> _MATERIAL PROVIDED_:
++++
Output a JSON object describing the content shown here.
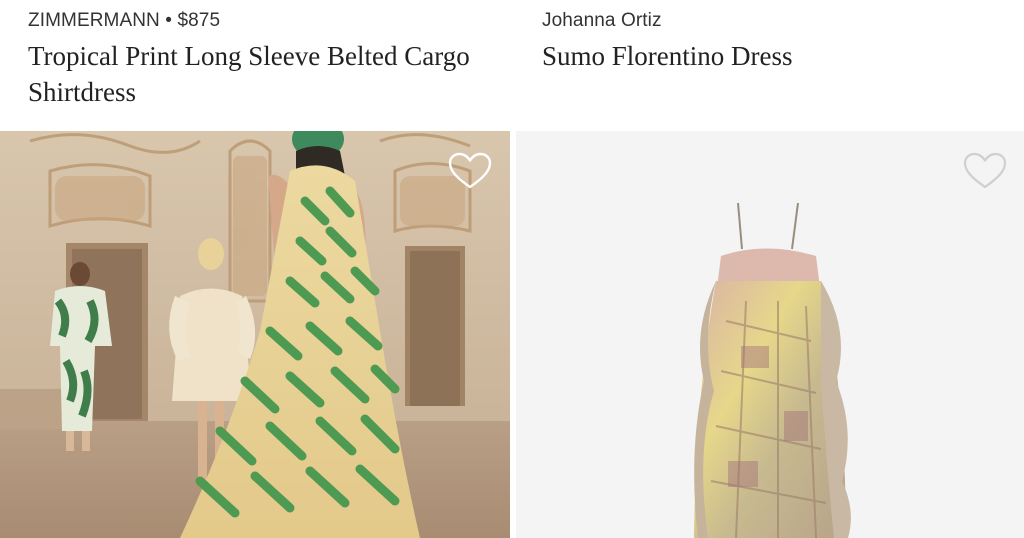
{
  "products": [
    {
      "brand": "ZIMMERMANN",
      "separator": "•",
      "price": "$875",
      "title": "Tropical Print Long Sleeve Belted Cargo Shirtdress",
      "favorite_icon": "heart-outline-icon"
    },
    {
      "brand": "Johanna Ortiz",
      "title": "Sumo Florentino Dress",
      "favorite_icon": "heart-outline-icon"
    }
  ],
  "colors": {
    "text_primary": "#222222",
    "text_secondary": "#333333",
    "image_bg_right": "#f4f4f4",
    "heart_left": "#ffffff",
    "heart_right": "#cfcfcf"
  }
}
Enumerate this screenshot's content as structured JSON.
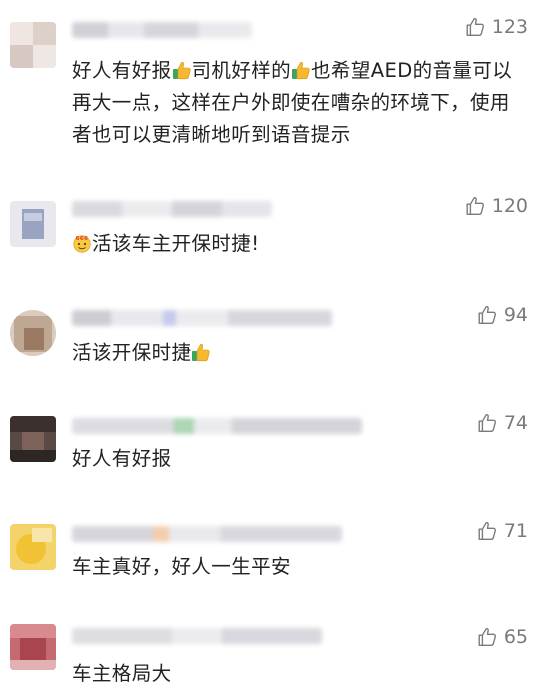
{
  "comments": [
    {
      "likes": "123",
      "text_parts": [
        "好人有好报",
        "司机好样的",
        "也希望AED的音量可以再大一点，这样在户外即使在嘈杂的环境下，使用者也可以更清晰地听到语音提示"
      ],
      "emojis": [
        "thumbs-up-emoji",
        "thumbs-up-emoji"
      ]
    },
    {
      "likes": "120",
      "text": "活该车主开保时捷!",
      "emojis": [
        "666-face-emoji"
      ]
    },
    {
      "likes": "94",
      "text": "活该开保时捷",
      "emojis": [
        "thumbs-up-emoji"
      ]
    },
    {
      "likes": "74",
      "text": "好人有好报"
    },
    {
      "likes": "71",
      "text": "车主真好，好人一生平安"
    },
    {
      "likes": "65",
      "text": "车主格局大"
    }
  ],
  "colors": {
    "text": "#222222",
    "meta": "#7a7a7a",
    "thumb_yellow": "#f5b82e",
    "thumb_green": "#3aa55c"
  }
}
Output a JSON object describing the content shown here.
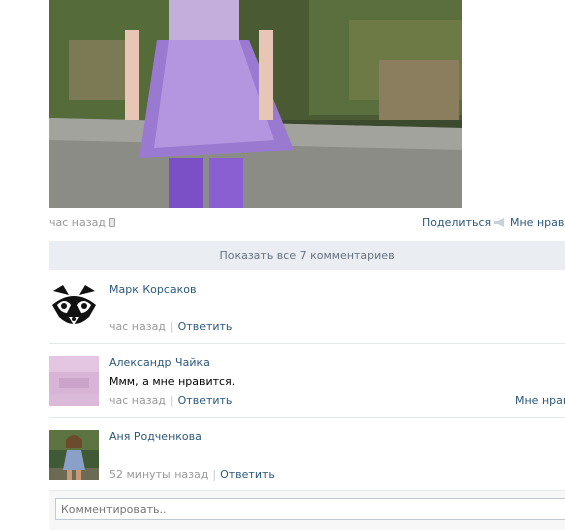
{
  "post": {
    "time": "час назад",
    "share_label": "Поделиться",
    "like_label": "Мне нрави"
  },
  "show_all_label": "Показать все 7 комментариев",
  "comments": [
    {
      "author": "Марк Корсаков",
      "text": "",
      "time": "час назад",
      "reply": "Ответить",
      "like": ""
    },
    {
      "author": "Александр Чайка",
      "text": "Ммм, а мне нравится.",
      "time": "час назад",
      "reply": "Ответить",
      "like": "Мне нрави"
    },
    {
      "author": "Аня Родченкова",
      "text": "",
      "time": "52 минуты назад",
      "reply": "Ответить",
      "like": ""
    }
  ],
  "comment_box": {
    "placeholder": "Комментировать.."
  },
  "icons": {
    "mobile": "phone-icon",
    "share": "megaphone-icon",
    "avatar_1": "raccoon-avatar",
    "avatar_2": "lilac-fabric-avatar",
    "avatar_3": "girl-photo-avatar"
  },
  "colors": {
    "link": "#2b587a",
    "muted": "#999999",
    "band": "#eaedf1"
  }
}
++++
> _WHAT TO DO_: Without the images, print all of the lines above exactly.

> _COMPLETED TASK_:
Output a JSON object describing the content shown here.
{
  "products": [
    {
      "brand": "ZIMMERMANN",
      "separator": "•",
      "price": "$875",
      "title": "Tropical Print Long Sleeve Belted Cargo Shirtdress",
      "favorite_icon": "heart-outline-icon"
    },
    {
      "brand": "Johanna Ortiz",
      "title": "Sumo Florentino Dress",
      "favorite_icon": "heart-outline-icon"
    }
  ],
  "colors": {
    "text_primary": "#222222",
    "text_secondary": "#333333",
    "image_bg_right": "#f4f4f4",
    "heart_left": "#ffffff",
    "heart_right": "#cfcfcf"
  }
}
Enumerate this screenshot's content as structured JSON.
{
  "comments": [
    {
      "likes": "123",
      "text_parts": [
        "好人有好报",
        "司机好样的",
        "也希望AED的音量可以再大一点，这样在户外即使在嘈杂的环境下，使用者也可以更清晰地听到语音提示"
      ],
      "emojis": [
        "thumbs-up-emoji",
        "thumbs-up-emoji"
      ]
    },
    {
      "likes": "120",
      "text": "活该车主开保时捷!",
      "emojis": [
        "666-face-emoji"
      ]
    },
    {
      "likes": "94",
      "text": "活该开保时捷",
      "emojis": [
        "thumbs-up-emoji"
      ]
    },
    {
      "likes": "74",
      "text": "好人有好报"
    },
    {
      "likes": "71",
      "text": "车主真好，好人一生平安"
    },
    {
      "likes": "65",
      "text": "车主格局大"
    }
  ],
  "colors": {
    "text": "#222222",
    "meta": "#7a7a7a",
    "thumb_yellow": "#f5b82e",
    "thumb_green": "#3aa55c"
  }
}
Output a JSON object describing the content shown here.
{
  "post": {
    "time": "час назад",
    "share_label": "Поделиться",
    "like_label": "Мне нрави"
  },
  "show_all_label": "Показать все 7 комментариев",
  "comments": [
    {
      "author": "Марк Корсаков",
      "text": "",
      "time": "час назад",
      "reply": "Ответить",
      "like": ""
    },
    {
      "author": "Александр Чайка",
      "text": "Ммм, а мне нравится.",
      "time": "час назад",
      "reply": "Ответить",
      "like": "Мне нрави"
    },
    {
      "author": "Аня Родченкова",
      "text": "",
      "time": "52 минуты назад",
      "reply": "Ответить",
      "like": ""
    }
  ],
  "comment_box": {
    "placeholder": "Комментировать.."
  },
  "icons": {
    "mobile": "phone-icon",
    "share": "megaphone-icon",
    "avatar_1": "raccoon-avatar",
    "avatar_2": "lilac-fabric-avatar",
    "avatar_3": "girl-photo-avatar"
  },
  "colors": {
    "link": "#2b587a",
    "muted": "#999999",
    "band": "#eaedf1"
  }
}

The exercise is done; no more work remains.